Release Date: 31/08/1999
A poly-pushin' good time
It's been a quiet weekend in ol' Dunedin, which has given me time to reflect, look back, and finally clean the shitter. But we're not here to talk about my domestic failings instead, I'd like to do a throwback to an odd title from 1999 by Belgian developer Appeal, it's an action platformer with some obvious quirks (some more obvious than others) and sadly has gone rather overlooked. Outcast is an open world adventure that has you play as a man with the most 90's name imaginable 'Cutter Slade' who is stranded in a parallel world, mistaken for a god, AND ONLY HAS FIFTEEN DAYS TO FIND FOUR MAGIC ARTIFACTS AND SAVE THE WOOOOORLD!
So let's get stuck in and get the bad stuff out of the way first. The characters are one-dimensional, the mechanics are 'floaty', Cutter runs like he shat his pants, and as we established earlier the plot ticks more tropes that a Saturday night movie. Thankfully that's not what the game is remembered for, at least for me I remembered Outcast for its sheer scale.The first thing you'll know notice when playing is the games almost surreal voxel landscape this was done to maximise the play area of Adelpha's explorable regions, giving you an enormous area to awkwardly shuffle over.
If had to describe the controls of Outcast in one word, it'd be 'clean', the game is mostly controlled via the two mouse buttons (notice how I didn't say simple), right click has Cutter aim his weapon and left click does everything else under the sun which includes but is not limited to (swimming, jumping, talking, reloading, and interacting with anything that uses a proper or improper noun). This setup isn't ideal for anything remotely fiddly, and my immediate concern was about getting caught out trying to do anything in quick succession, luckily the game was covering its arse with a can of treacle and has everything run at a snail's pace.

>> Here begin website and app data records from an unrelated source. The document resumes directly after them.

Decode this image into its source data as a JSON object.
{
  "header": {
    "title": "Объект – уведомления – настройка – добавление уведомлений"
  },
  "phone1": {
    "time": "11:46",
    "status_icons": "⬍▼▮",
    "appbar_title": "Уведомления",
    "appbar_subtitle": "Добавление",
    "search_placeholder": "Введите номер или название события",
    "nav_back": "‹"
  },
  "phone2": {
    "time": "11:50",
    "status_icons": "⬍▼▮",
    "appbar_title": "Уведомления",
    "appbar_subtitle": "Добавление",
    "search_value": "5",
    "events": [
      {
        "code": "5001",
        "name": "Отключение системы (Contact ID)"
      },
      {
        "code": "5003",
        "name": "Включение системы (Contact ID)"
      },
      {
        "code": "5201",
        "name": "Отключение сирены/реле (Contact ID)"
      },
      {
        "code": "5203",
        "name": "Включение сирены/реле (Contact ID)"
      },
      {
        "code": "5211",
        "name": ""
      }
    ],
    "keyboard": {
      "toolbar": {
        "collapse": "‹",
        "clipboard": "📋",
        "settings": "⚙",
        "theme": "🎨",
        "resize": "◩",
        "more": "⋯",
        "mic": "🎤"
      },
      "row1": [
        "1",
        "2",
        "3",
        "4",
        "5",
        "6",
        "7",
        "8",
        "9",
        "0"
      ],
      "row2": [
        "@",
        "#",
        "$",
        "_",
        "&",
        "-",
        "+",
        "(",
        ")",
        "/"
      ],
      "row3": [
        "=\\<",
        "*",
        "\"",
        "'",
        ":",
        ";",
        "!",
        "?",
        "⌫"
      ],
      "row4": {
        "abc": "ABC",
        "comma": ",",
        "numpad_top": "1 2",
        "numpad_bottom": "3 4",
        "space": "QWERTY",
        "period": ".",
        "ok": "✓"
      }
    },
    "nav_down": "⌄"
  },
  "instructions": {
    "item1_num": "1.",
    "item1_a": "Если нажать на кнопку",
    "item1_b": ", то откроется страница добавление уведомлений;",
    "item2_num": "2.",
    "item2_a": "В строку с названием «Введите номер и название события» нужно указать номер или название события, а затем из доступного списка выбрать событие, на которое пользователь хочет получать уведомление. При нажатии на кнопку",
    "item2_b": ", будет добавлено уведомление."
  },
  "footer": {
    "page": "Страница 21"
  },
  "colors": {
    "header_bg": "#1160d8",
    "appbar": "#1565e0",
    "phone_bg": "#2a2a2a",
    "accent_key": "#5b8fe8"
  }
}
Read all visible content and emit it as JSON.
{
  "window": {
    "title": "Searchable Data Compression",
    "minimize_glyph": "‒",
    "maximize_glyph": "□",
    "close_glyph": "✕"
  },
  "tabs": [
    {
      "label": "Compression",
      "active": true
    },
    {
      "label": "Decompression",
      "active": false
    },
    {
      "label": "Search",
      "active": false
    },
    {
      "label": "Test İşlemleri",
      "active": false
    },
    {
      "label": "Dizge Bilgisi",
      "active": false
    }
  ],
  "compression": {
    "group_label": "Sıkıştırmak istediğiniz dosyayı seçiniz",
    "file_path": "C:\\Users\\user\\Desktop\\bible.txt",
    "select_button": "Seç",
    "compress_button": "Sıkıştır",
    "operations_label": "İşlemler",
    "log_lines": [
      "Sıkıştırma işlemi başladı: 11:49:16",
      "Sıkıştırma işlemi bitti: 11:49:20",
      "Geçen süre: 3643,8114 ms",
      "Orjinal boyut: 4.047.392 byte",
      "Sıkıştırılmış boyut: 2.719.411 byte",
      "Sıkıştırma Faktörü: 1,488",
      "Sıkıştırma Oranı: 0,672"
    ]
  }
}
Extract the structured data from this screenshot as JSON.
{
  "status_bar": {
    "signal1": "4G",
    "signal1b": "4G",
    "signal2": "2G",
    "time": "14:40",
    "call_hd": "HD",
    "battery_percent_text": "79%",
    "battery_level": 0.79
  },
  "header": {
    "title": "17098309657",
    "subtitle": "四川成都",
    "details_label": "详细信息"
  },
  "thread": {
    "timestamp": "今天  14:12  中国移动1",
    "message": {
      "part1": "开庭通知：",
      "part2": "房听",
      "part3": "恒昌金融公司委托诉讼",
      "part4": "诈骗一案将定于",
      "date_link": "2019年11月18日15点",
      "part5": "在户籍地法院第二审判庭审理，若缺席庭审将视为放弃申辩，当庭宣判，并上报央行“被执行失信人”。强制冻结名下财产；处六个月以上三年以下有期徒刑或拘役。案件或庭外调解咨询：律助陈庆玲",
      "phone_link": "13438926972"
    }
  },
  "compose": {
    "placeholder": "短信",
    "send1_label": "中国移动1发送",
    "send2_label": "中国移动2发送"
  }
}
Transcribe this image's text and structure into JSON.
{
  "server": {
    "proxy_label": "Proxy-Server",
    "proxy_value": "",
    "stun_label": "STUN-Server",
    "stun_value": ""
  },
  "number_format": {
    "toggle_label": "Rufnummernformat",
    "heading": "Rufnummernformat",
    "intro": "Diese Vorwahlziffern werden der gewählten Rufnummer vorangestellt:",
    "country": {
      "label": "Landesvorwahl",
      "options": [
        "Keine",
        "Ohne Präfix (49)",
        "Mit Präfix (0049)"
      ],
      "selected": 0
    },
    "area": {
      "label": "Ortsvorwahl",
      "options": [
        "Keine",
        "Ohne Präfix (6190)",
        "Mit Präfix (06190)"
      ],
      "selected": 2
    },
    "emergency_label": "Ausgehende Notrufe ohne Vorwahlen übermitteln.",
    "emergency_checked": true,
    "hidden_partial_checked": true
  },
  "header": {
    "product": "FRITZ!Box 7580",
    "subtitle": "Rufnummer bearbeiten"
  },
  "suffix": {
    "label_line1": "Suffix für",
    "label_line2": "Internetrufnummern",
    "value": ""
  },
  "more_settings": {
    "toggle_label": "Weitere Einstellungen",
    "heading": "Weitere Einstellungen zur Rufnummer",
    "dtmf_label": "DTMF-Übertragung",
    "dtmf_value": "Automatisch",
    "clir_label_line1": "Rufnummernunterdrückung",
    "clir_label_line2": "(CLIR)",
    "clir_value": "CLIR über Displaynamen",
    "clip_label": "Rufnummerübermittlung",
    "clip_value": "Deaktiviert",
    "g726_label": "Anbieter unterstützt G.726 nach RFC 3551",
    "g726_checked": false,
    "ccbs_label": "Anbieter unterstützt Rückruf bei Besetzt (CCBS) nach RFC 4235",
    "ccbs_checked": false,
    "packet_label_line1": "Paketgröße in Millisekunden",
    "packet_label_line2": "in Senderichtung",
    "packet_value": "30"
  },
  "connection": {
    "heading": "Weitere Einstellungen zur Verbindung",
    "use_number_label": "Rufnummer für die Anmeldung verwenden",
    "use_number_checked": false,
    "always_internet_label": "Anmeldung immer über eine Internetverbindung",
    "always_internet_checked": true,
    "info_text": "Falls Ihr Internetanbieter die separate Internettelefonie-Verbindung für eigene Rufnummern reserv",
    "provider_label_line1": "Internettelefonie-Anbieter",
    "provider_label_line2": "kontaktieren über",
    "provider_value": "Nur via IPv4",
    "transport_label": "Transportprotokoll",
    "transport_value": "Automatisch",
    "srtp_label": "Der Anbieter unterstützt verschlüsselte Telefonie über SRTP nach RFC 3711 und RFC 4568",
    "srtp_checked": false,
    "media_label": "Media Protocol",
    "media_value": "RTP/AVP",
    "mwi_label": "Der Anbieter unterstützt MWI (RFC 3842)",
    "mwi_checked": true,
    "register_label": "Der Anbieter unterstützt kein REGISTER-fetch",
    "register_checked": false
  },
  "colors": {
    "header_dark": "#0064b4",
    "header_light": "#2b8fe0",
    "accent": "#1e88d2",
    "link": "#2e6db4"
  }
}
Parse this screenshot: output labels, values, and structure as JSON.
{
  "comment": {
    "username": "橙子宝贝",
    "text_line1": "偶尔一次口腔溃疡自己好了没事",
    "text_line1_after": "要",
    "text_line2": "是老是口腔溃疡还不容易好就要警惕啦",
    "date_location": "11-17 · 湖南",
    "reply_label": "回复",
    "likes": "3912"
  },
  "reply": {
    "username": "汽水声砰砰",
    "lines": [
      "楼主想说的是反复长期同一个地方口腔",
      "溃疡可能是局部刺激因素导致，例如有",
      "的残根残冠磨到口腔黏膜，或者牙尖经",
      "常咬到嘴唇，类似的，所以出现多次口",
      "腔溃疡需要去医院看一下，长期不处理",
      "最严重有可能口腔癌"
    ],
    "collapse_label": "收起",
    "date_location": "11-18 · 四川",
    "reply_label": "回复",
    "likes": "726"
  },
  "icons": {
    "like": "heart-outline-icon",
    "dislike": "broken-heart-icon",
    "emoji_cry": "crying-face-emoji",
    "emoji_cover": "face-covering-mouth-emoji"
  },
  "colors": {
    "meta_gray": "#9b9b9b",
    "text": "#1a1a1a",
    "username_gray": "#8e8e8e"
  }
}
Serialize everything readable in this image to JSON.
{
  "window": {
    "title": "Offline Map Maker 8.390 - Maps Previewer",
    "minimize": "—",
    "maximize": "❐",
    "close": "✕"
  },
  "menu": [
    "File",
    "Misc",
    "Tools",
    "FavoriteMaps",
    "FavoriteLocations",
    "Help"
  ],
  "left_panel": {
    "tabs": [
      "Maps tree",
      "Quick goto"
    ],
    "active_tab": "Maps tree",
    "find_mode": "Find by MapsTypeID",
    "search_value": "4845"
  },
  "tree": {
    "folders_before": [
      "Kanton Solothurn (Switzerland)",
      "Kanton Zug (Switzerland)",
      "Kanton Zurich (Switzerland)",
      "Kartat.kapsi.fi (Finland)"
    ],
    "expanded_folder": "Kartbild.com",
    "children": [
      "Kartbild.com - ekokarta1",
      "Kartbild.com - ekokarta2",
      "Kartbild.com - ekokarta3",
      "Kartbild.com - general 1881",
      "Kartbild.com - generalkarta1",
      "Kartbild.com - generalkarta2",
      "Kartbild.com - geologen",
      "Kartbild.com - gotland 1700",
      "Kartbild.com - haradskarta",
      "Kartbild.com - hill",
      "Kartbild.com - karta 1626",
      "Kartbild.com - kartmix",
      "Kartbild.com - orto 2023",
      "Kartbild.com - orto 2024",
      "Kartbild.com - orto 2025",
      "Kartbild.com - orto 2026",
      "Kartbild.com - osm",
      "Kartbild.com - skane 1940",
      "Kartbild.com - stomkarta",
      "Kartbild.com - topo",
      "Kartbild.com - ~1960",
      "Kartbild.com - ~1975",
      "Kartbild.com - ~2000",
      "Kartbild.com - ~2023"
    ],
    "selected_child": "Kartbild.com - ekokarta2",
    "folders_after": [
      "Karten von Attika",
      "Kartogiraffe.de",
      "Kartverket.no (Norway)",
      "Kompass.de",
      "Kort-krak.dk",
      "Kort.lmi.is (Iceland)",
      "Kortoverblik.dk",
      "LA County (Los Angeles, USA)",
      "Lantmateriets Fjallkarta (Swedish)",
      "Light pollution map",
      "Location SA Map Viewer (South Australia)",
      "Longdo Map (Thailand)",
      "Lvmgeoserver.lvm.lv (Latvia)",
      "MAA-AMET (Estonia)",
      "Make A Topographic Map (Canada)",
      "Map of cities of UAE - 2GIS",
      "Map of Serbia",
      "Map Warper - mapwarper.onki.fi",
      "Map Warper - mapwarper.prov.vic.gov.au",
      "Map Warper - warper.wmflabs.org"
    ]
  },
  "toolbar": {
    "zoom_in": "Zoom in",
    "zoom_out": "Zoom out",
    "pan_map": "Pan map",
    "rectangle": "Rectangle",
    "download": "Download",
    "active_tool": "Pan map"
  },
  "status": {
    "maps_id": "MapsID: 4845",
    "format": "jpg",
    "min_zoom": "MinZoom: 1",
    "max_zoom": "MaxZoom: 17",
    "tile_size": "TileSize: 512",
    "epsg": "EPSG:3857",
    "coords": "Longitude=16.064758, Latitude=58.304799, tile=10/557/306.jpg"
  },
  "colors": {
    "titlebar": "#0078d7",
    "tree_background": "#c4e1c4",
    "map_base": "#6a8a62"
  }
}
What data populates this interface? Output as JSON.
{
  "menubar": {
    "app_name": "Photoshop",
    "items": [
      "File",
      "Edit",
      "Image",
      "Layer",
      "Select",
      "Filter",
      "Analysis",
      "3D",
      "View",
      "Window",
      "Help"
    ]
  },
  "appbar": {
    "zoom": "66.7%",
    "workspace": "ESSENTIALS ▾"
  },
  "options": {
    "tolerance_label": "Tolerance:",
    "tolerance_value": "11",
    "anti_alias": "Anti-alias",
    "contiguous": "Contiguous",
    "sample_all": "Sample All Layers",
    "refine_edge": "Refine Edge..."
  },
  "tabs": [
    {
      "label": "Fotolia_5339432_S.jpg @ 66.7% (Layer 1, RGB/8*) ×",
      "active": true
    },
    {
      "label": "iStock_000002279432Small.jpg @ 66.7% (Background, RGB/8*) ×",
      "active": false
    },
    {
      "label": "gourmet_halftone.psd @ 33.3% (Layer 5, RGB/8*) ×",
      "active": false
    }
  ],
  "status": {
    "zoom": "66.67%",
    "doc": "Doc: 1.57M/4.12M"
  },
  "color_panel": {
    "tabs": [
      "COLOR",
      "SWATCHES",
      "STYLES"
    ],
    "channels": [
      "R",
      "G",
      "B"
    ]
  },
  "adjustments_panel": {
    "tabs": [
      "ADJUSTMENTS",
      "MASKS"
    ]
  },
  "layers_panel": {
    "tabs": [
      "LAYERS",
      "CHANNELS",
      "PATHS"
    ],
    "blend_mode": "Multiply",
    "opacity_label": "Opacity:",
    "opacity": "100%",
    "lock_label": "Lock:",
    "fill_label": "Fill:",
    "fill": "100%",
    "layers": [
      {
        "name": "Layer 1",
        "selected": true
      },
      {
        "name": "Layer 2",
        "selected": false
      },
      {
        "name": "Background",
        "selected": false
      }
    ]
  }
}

Everything in Outcast feels so slow and floaty jumping, running, and even falling feel slow and lethargic, I don't know if this was a side effect of the 2 button control scheme or a quirk of the engine, but theirs nothing more disconnecting than controlling a character who moves like he has more important shit to do. Interestingly the slowdown also applies to your weapons meaning you have to line shots to where your enemies will be by the time your bullets float on over to them. This is more fun than it sounds, as most fights have you weaving in and out of enemies projectiles whilst you're trying to line up a shot. And that's the thing about Outcast, "it's more fun than it seems" you can quite easily shit on it's worst parts, but when you mix em' together it's fantastic!
Now for the good stuff. First, the music GOOD GOD THE MUSIC! Outcast brings a full orchestral score courtesy of the Moscow Symphony Orchestra and it's nothing short of epic, Lennie Moore's score amplifies the scale the scale of the game, pushing and pulling the player along the alien landscape. The other major standout is the NPC AI, villages will go about their day, hiding or helping the player when the bullets start flying, slaves will assist you when they can but never under the watchful eyes of their captors.
NPC's have professions, personalities and skills which they employ for any even task, and if you get enough of them together they'll start competing. Obviously, this game lives and dies on exploration, but as you've likely guessed it more than delivers (this is the happy paragraph after all!) as cutters mission to retrieve four artifacts takes you through an awesome collection of truly alien landscapes, Bioware should be taking notes. So if you can break past the tedious opening segments you're in for a 20+ hour adventure that'll more than hold your attention throughout.
So what's the last word on Outcast? Well, if you got this far then you're at least curious, and you can more than easily sate that curiosity as the original devs did the impossible winning the rights back from Atari and releasing an updated version on Steam and GOG as well as working on a complete remake due this year. Outcast is one of those rare gems that could have only come from the late 90's it's grand, interesting, and ambitious as balls and more than deserves the token mention it gets nowadays!